I get a good two hours in and Mom wakes up. There’s more so I keep going while she gives me the gift of her silent presence. I find a place to stop. My mind is empty and so is my belly. We head down for breakfast at a leisurely 10:30AM. I’m generally excited so I don’t eat much. The coffee’s delicious. When the bill comes, it occurs to me that we can exchange the points we earn for our stay for our breakfast. These hotels and airlines have figured out that my husband and his peers are just big grown up gamers. He’s happy, works for me.
In my travels I’ve discovered that taking the Hop On Hop Off City bus tour soon after arrival in a new place is an excellent use of time. I get my bearings, learn about the city, and identify sites to revisit in more depth. Despite his protests, my husband and I did this in Dublin and it became one of the highlights of our trip for him. Mom is not at all convinced either, but we buy our tickets and board the bus.
The only patrons, we find our seats on the top deck, which is open air. With a high five, we commandeer the front row. We’re both sporting hooded coats and Roma scarves; Mom’s wearing my green one today, and I’m dressed in my blue striped one. We unwrap and plug in the issued earphones as we take off. The bus first heads up 49th Street past Rockefeller Center, and there’s quite a lot of traffic. I’m somewhat nauseous today, and Shirley, our tiny Southeast Asian driver, moves forward by lurch and release. The bus heaves forward and then abruptly decelerates.
Lurch, halt, lurch, halt.
I think I know why this bus is empty.
After some time, Shirley stops surging about and we glide through traffic. I start to enjoy myself. It’s a cold crisp day full of possibilities. I am underwhelmed by our tour guide though, as he tosses out the bare minimum of information: X building on the right, Y building on the left. I feel like I’m on a bus with stops being announced vs. a tour. Mom is happy but I want more. Usually on these things (I’ve done them in Scotland, Ireland, the Netherlands, and the US), they give you interesting background information about city landmarks, they don’t just tell you names. I spin around in my seat and give the guy an assessing look.

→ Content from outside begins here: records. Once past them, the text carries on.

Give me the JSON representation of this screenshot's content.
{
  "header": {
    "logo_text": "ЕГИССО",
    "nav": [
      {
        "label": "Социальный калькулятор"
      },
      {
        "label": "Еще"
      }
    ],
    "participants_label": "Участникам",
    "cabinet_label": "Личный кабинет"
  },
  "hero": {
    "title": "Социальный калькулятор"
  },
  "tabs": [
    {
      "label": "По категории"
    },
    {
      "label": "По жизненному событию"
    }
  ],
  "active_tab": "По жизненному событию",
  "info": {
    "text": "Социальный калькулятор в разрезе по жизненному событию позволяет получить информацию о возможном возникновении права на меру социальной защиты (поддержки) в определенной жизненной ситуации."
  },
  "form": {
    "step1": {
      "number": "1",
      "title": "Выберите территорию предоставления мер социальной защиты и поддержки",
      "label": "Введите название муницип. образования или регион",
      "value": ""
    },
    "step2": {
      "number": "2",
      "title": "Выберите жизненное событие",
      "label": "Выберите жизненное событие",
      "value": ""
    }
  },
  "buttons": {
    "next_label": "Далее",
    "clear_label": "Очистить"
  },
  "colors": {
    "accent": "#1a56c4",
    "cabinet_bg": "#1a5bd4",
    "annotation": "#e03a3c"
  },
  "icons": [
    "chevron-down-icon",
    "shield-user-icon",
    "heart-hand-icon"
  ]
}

As we navigate Times Square, I feel like I’m on a ride in an amusement park. Cars are everywhere, horns honking, as bike couriers dart in and out. In front of us, a pair of police officers patrols on horseback, and gigantic 3D or digital signs display movie trailers and advertisements all around us. Every non-windowed building surface is used for this purpose. A larger than life King Louis from the new “Jungle Book” movie towers above us to our right, and I can’t help laughing out loud. I’ve been to Tokyo, and I’m wondering who copied whom? As we pass a female officer making theater of directing traffic, I think, is this really Times Square? Or a parody of itself? A grand scale selfie for the tourists?
We adopt a strategy to get information out of Vinnie, as we’ve dubbed him. I ask him questions, or Mom asks me questions, which I then shout back to him. Soon he starts to come to life, and is in fact a veritable treasure trove of information. Probably 60 or so, he’s grown up in the city, and he knows something about every place; the tour becomes an experience.
“There’s Trump Tower, where his majesty stays while he’s in town.” Vinnie says.
Soon we approach The Plaza Hotel and memories of my first trip to New York City come rushing back… (to be continued)